American Relations. He received his Ph.D. from the Government and
International Studies Department of the University of South Carolina as a
Fulbright Scholar. He is the author of several articles on international relations
and security that have been published in a number of scholarly journals and
edited books in the Philippines, Malaysia, Singapore, South Korea, Taiwan,

Germany, the United Kingdom, China, Canada, and the United States. He can be
contacted at decastror@dlsu.edu.ph.

Rohan Gunaratna (Ph.D. St Andrews) is head the International Centre on

Political Violence and Terrorism Research and Professor of Security Studies at
the Rajaratnam School of International Studies, Nanyang Technological
University, Singapore. He was a former Senior Fellow at the United States
Military Academys Combating Terrorism Center and at Tufts Universitys
Fletcher School for Law and Diplomacy. He interviewed detainees in
Afghanistan, Pakistan, Bangladesh, India, Sri Lanka, Iraq, Philippines, Indonesia,
U.S. and several other countries. As a litigation Consultant for the U.S.
Department of Justice, he testified in the Jose Padilla case. He is the author of a
dozen books including Inside Al Qaeda: Global Network of Terror published by
Columbia University Press in New York.

Scott Helfstein is an Assistant Professor in the Department of Social Sciences and

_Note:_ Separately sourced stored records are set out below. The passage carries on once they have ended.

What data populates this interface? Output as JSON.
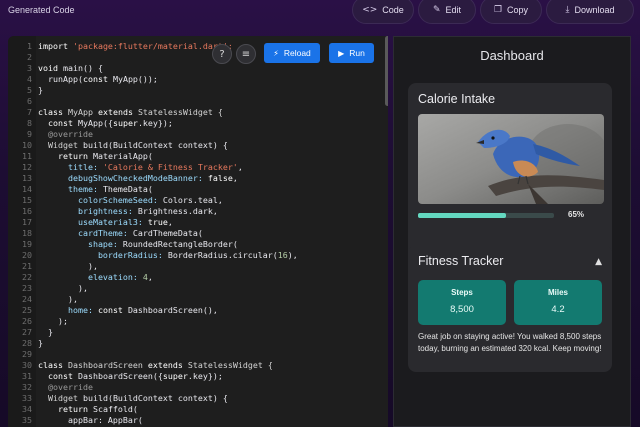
{
  "app_title": "Generated Code",
  "toolbar": {
    "code": {
      "icon": "code-icon",
      "label": "Code"
    },
    "edit": {
      "icon": "pencil-icon",
      "label": "Edit"
    },
    "copy": {
      "icon": "copy-icon",
      "label": "Copy"
    },
    "download": {
      "icon": "download-icon",
      "label": "Download"
    }
  },
  "editor": {
    "help_icon": "help-icon",
    "format_icon": "list-icon",
    "reload_label": "Reload",
    "run_label": "Run",
    "lines": [
      {
        "n": "1",
        "tokens": [
          [
            "import ",
            "kw"
          ],
          [
            "'package:flutter/material.dart';",
            "str"
          ]
        ]
      },
      {
        "n": "2",
        "tokens": []
      },
      {
        "n": "3",
        "tokens": [
          [
            "void ",
            "kw"
          ],
          [
            "main() {",
            "txt"
          ]
        ]
      },
      {
        "n": "4",
        "tokens": [
          [
            "  runApp(",
            "txt"
          ],
          [
            "const ",
            "kw"
          ],
          [
            "MyApp());",
            "txt"
          ]
        ]
      },
      {
        "n": "5",
        "tokens": [
          [
            "}",
            "txt"
          ]
        ]
      },
      {
        "n": "6",
        "tokens": []
      },
      {
        "n": "7",
        "tokens": [
          [
            "class ",
            "kw"
          ],
          [
            "MyApp ",
            "type"
          ],
          [
            "extends ",
            "kw"
          ],
          [
            "StatelessWidget {",
            "type"
          ]
        ]
      },
      {
        "n": "8",
        "tokens": [
          [
            "  ",
            "txt"
          ],
          [
            "const ",
            "kw"
          ],
          [
            "MyApp({",
            "txt"
          ],
          [
            "super",
            "kw"
          ],
          [
            ".key});",
            "txt"
          ]
        ]
      },
      {
        "n": "9",
        "tokens": [
          [
            "  @override",
            "at"
          ]
        ]
      },
      {
        "n": "10",
        "tokens": [
          [
            "  Widget ",
            "type"
          ],
          [
            "build(BuildContext context) {",
            "txt"
          ]
        ]
      },
      {
        "n": "11",
        "tokens": [
          [
            "    return ",
            "kw"
          ],
          [
            "MaterialApp(",
            "txt"
          ]
        ]
      },
      {
        "n": "12",
        "tokens": [
          [
            "      title: ",
            "prop"
          ],
          [
            "'Calorie & Fitness Tracker'",
            "str"
          ],
          [
            ",",
            "txt"
          ]
        ]
      },
      {
        "n": "13",
        "tokens": [
          [
            "      debugShowCheckedModeBanner: ",
            "prop"
          ],
          [
            "false",
            "kw"
          ],
          [
            ",",
            "txt"
          ]
        ]
      },
      {
        "n": "14",
        "tokens": [
          [
            "      theme: ",
            "prop"
          ],
          [
            "ThemeData(",
            "txt"
          ]
        ]
      },
      {
        "n": "15",
        "tokens": [
          [
            "        colorSchemeSeed: ",
            "prop"
          ],
          [
            "Colors.teal,",
            "txt"
          ]
        ]
      },
      {
        "n": "16",
        "tokens": [
          [
            "        brightness: ",
            "prop"
          ],
          [
            "Brightness.dark,",
            "txt"
          ]
        ]
      },
      {
        "n": "17",
        "tokens": [
          [
            "        useMaterial3: ",
            "prop"
          ],
          [
            "true",
            "kw"
          ],
          [
            ",",
            "txt"
          ]
        ]
      },
      {
        "n": "18",
        "tokens": [
          [
            "        cardTheme: ",
            "prop"
          ],
          [
            "CardThemeData(",
            "txt"
          ]
        ]
      },
      {
        "n": "19",
        "tokens": [
          [
            "          shape: ",
            "prop"
          ],
          [
            "RoundedRectangleBorder(",
            "txt"
          ]
        ]
      },
      {
        "n": "20",
        "tokens": [
          [
            "            borderRadius: ",
            "prop"
          ],
          [
            "BorderRadius.circular(",
            "txt"
          ],
          [
            "16",
            "num"
          ],
          [
            "),",
            "txt"
          ]
        ]
      },
      {
        "n": "21",
        "tokens": [
          [
            "          ),",
            "txt"
          ]
        ]
      },
      {
        "n": "22",
        "tokens": [
          [
            "          elevation: ",
            "prop"
          ],
          [
            "4",
            "num"
          ],
          [
            ",",
            "txt"
          ]
        ]
      },
      {
        "n": "23",
        "tokens": [
          [
            "        ),",
            "txt"
          ]
        ]
      },
      {
        "n": "24",
        "tokens": [
          [
            "      ),",
            "txt"
          ]
        ]
      },
      {
        "n": "25",
        "tokens": [
          [
            "      home: ",
            "prop"
          ],
          [
            "const ",
            "kw"
          ],
          [
            "DashboardScreen(),",
            "txt"
          ]
        ]
      },
      {
        "n": "26",
        "tokens": [
          [
            "    );",
            "txt"
          ]
        ]
      },
      {
        "n": "27",
        "tokens": [
          [
            "  }",
            "txt"
          ]
        ]
      },
      {
        "n": "28",
        "tokens": [
          [
            "}",
            "txt"
          ]
        ]
      },
      {
        "n": "29",
        "tokens": []
      },
      {
        "n": "30",
        "tokens": [
          [
            "class ",
            "kw"
          ],
          [
            "DashboardScreen ",
            "type"
          ],
          [
            "extends ",
            "kw"
          ],
          [
            "StatelessWidget {",
            "type"
          ]
        ]
      },
      {
        "n": "31",
        "tokens": [
          [
            "  ",
            "txt"
          ],
          [
            "const ",
            "kw"
          ],
          [
            "DashboardScreen({",
            "txt"
          ],
          [
            "super",
            "kw"
          ],
          [
            ".key});",
            "txt"
          ]
        ]
      },
      {
        "n": "32",
        "tokens": [
          [
            "  @override",
            "at"
          ]
        ]
      },
      {
        "n": "33",
        "tokens": [
          [
            "  Widget ",
            "type"
          ],
          [
            "build(BuildContext context) {",
            "txt"
          ]
        ]
      },
      {
        "n": "34",
        "tokens": [
          [
            "    return ",
            "kw"
          ],
          [
            "Scaffold(",
            "txt"
          ]
        ]
      },
      {
        "n": "35",
        "tokens": [
          [
            "      appBar: AppBar(",
            "txt"
          ]
        ]
      }
    ]
  },
  "preview": {
    "title": "Dashboard",
    "calorie_card": {
      "title": "Calorie Intake",
      "image": "bird-photo",
      "progress": 0.65,
      "progress_label": "65%"
    },
    "fitness_card": {
      "title": "Fitness Tracker",
      "collapse_icon": "chevron-up-icon",
      "stats": [
        {
          "label": "Steps",
          "value": "8,500"
        },
        {
          "label": "Miles",
          "value": "4.2"
        }
      ],
      "summary": "Great job on staying active! You walked 8,500 steps today, burning an estimated 320 kcal. Keep moving!"
    }
  },
  "colors": {
    "accent": "#1a73e8",
    "teal": "#137a70",
    "progress": "#64d8c0",
    "background": "#1d0d33"
  }
}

an Associate at the Combating Terrorism Center at the United States Military
Academy at West Point. He has provided terrorism policy advice to the U.S.
Department of Defense and briefed Special Operations Command on various
aspects of terrorism. His work has appeared in Public Administration Review, and
has forthcoming articles in Studies in Conflict and Terrorism and Nonproliferation
Review. Scott completed a Joint Doctorate in Political Science and Public Policy at
the University of Michigan in 2008, where he majored in world politics. He also
earned a Masters Degree in War Studies from Kings College London in 2004.
From 1999 to 2002, Scott worked as an investment banker focusing on mergers
and acquisitions at Credit Suisse First Boston. Prior to that, he worked at the
Federal Reserve Board of Governors in the Banking Supervision and Regulation
and Research and Statistics Divisions from 1997 to 1999. Scott also holds an
undergraduate degree in finance from the George Washington University.
Currently, his research addresses terrorism, nonproliferation, networks, decision
making, and grand strategy.

Joseph Chinyong Liow is Associate Professor and Associate Dean at the S.

Rajaratnam School of International Studies, Nanyang Technological University,
Singapore. His research interests are in the themes of Muslim politics and
international politics in Southeast Asia, and intrastate conflict. His most recent
publications are Islam, Education, and Reform in Southern Thailand: Tradition and
Transformation (Institute of Southeast Asian Studies, 2009) and Piety and Politics:
Islamism in Contemporary Malaysia (Oxford University Press, 2009).